‘Only Yes Means Yes’ Essay
In short, this Bill will make legal processions and convictions of sexual crimes an effortless process and will provide justice swiftly and without misinformed or biased verdicts that halt justice. It was, in fact, a case of halted justice that made the bill all the more desirable as a real law. A dark day for women across Spain, it was the La Manada case (literally meaning, The Pack) that had prompted a lengthy and passionate public outcry against the leniency of the sentence that the 5 rapists had received. The incident itself took place on 7 July 2016 when an 18-year-old woman reported being defiled by 5 men in a doorway of a building, testifying that a few others had been recording the grotesque acts. The men, who were at first charged with both sexual abuse & sexual aggression, were found guilty of only sexual abuse and were acquitted of sexual aggression on the grounds that the woman had never not consented to coitus; it was the ostensible absence of a no that made the jury think that the woman had in fact participated but only pressed charges in fear of the videos being leaked. This verdict, clearly, stunted the justice delivered to the young woman; being guilty of only sexual abuse had meant an infinitesimal sentence of 5-9 years, whereas sexual aggression charges would have landed the perpetrators with an increased 12-15 years in jail.
‘Only Yes Means Yes’ Speech
Dissenters of this verdict took to the streets, so to put a stop to the citizens protests of justice denied, the ‘Only Yes Means Yes’ Bill was birthed into existence by Irene Montero, the Spanish Minister of Equality. “We’re going to swap violence for freedom and we’re going to swap fear for desire. From today, Spain is a freer, safer country for all women,” Montero decreed.
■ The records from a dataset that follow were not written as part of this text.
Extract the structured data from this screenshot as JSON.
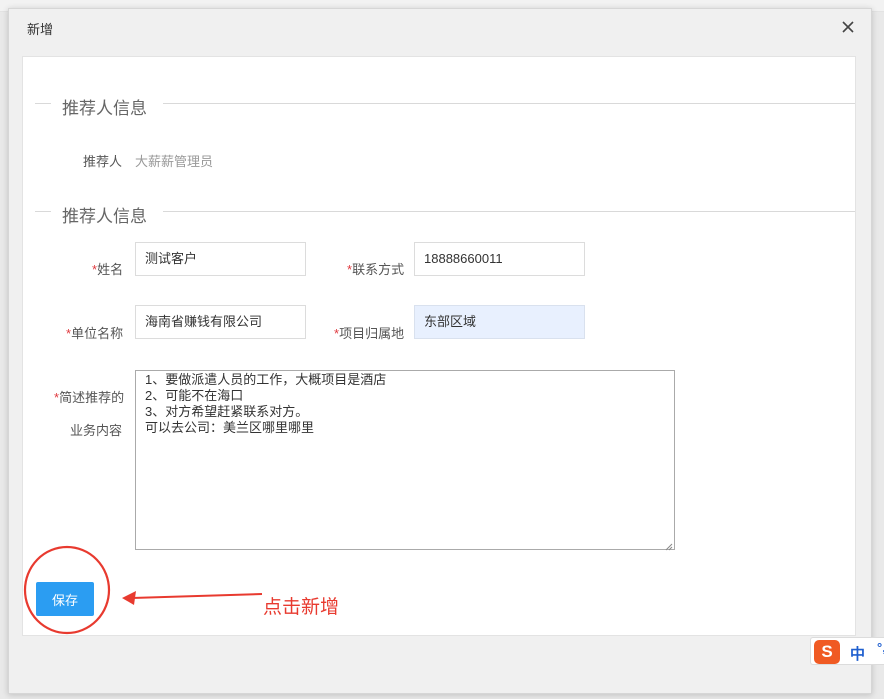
{
  "dialog": {
    "title": "新增"
  },
  "recommender_section": {
    "title": "推荐人信息",
    "recommender_label": "推荐人",
    "recommender_value": "大薪薪管理员"
  },
  "client_section": {
    "title": "推荐人信息",
    "required_mark": "*",
    "name_label": "姓名",
    "name_value": "测试客户",
    "contact_label": "联系方式",
    "contact_value": "18888660011",
    "company_label": "单位名称",
    "company_value": "海南省赚钱有限公司",
    "region_label": "项目归属地",
    "region_value": "东部区域",
    "desc_label_line1": "简述推荐的",
    "desc_label_line2": "业务内容",
    "desc_lines": [
      "1、要做派遣人员的工作，大概项目是酒店",
      "2、可能不在海口",
      "3、对方希望赶紧联系对方。",
      "可以去公司：美兰区哪里哪里"
    ]
  },
  "actions": {
    "save_label": "保存"
  },
  "annotation": {
    "text": "点击新增",
    "color": "#e83a2f"
  },
  "ime": {
    "logo": "S",
    "lang": "中",
    "punct": "°,"
  },
  "colors": {
    "primary_button": "#2b9df2",
    "required": "#e0393e",
    "autofill_bg": "#e8f0fe"
  }
}
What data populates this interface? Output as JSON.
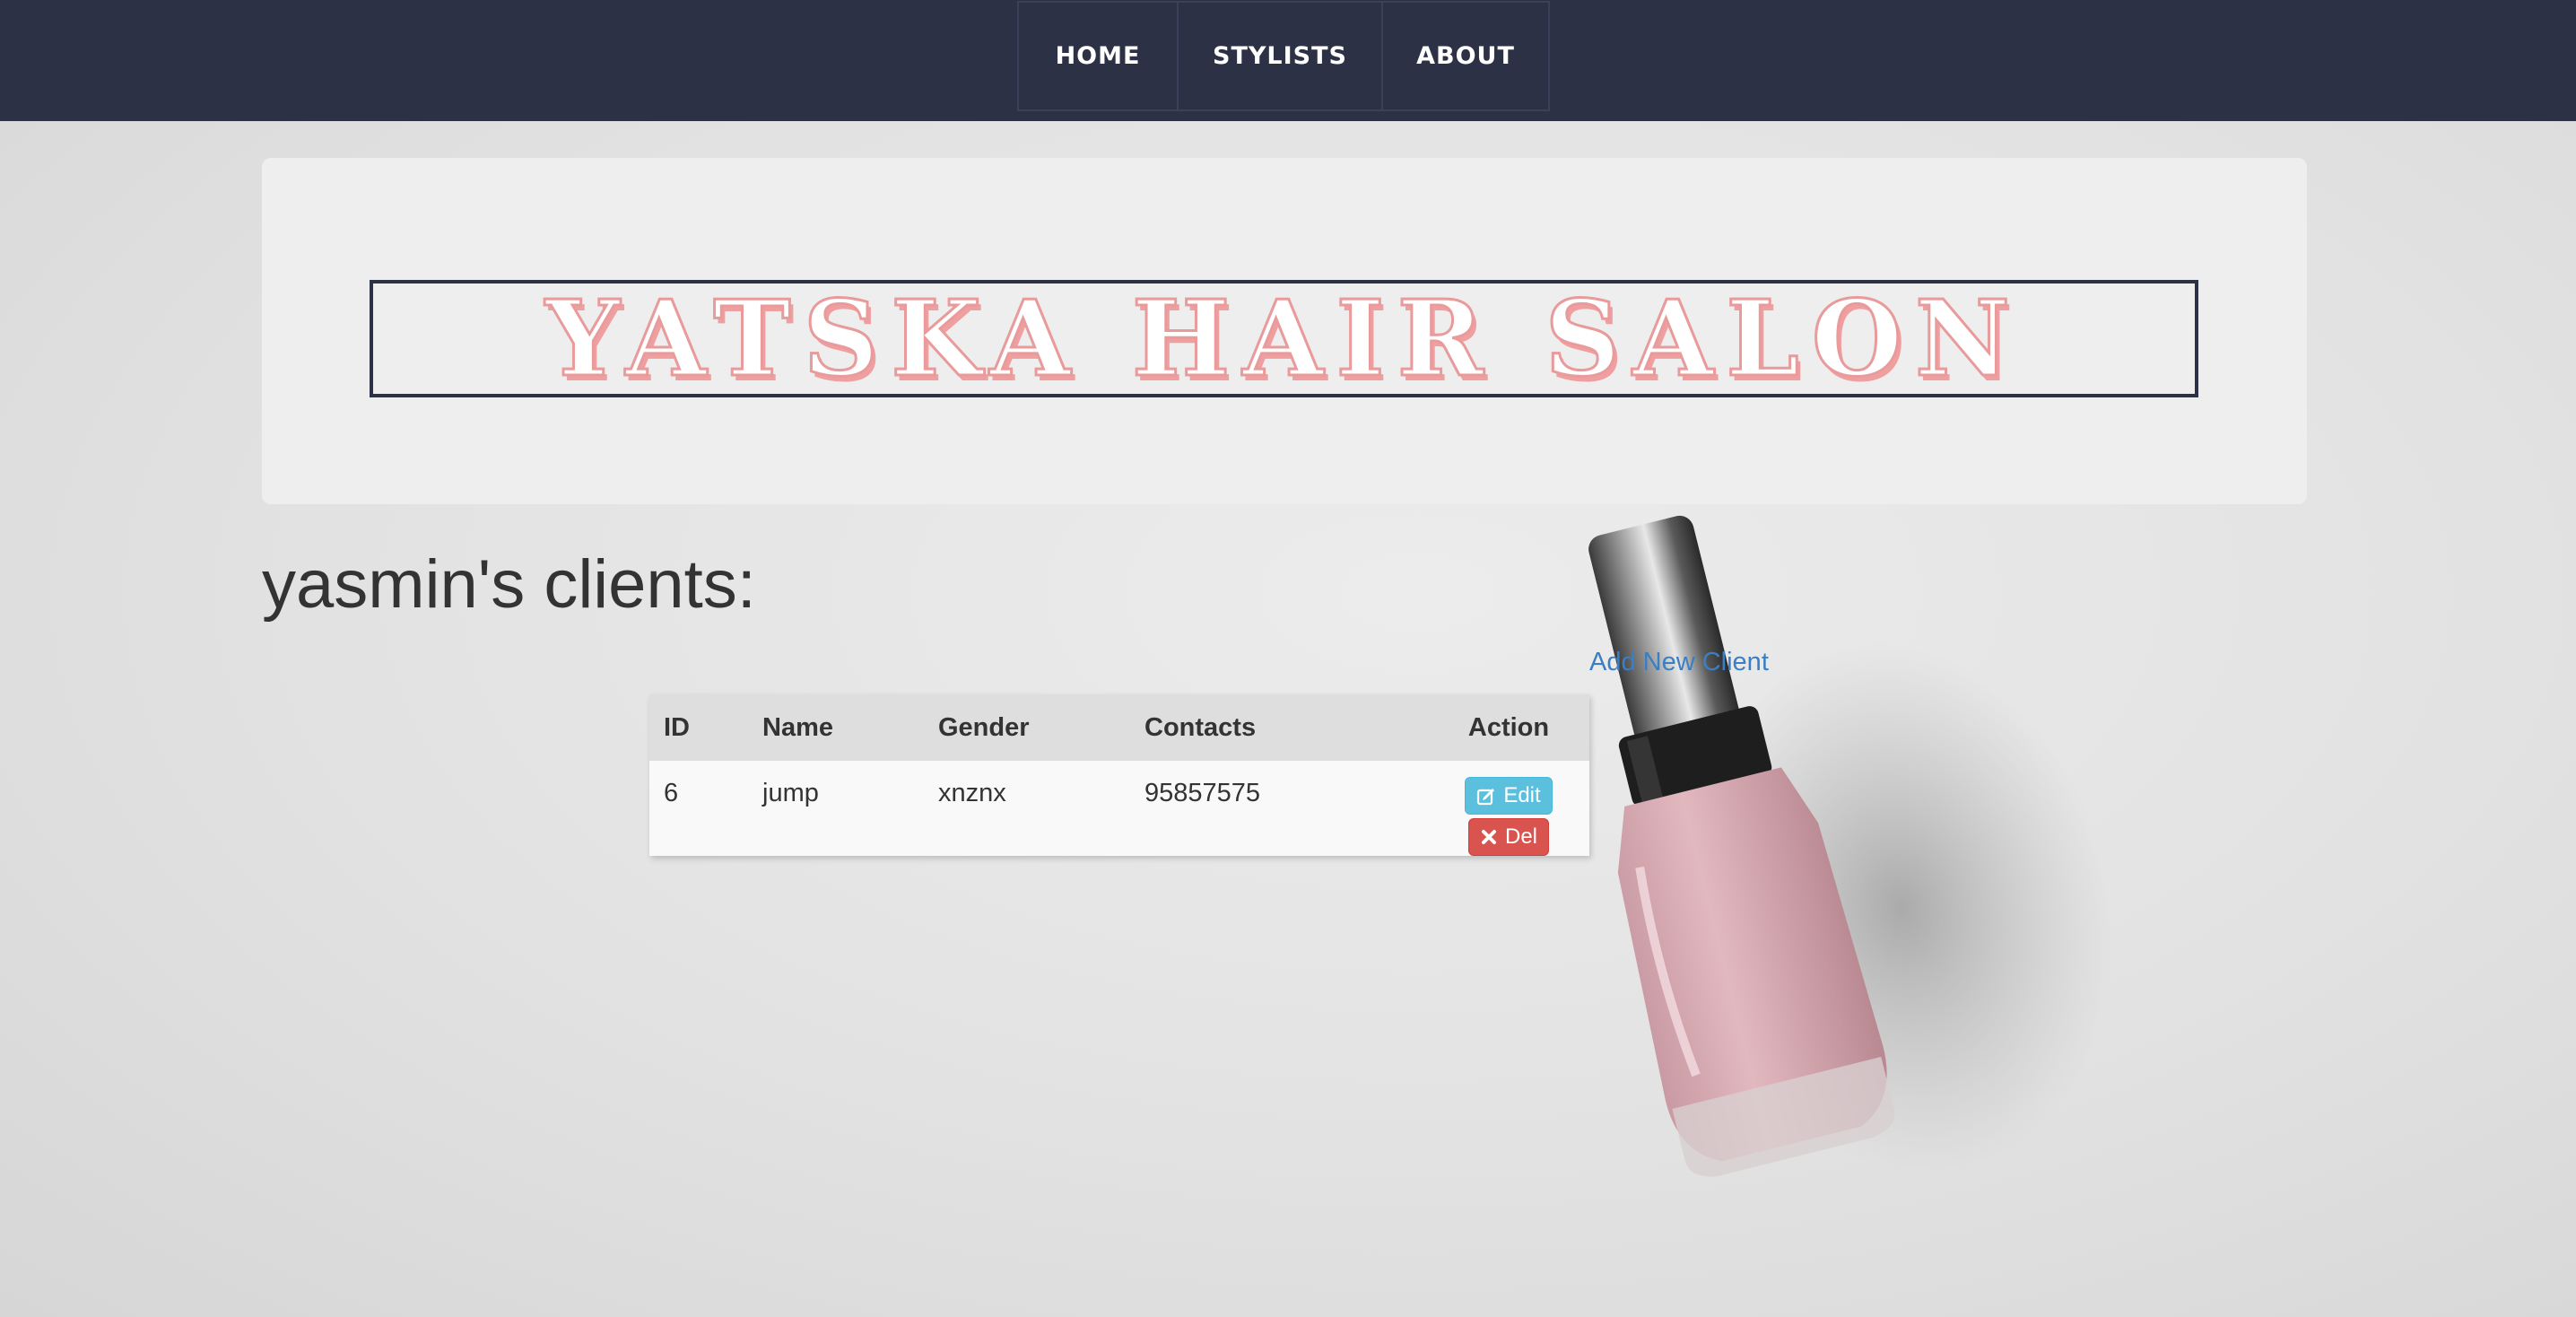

Even if the bill is yet to be enforced as a law, it is the first step to ensuring a safer future for women, the first of what will be many to come. The power to secure sexual freedom of women is in our hands, reader, and we are on the cusp of equality, clinching a positive aftermath for many generations to come. Can you feel it?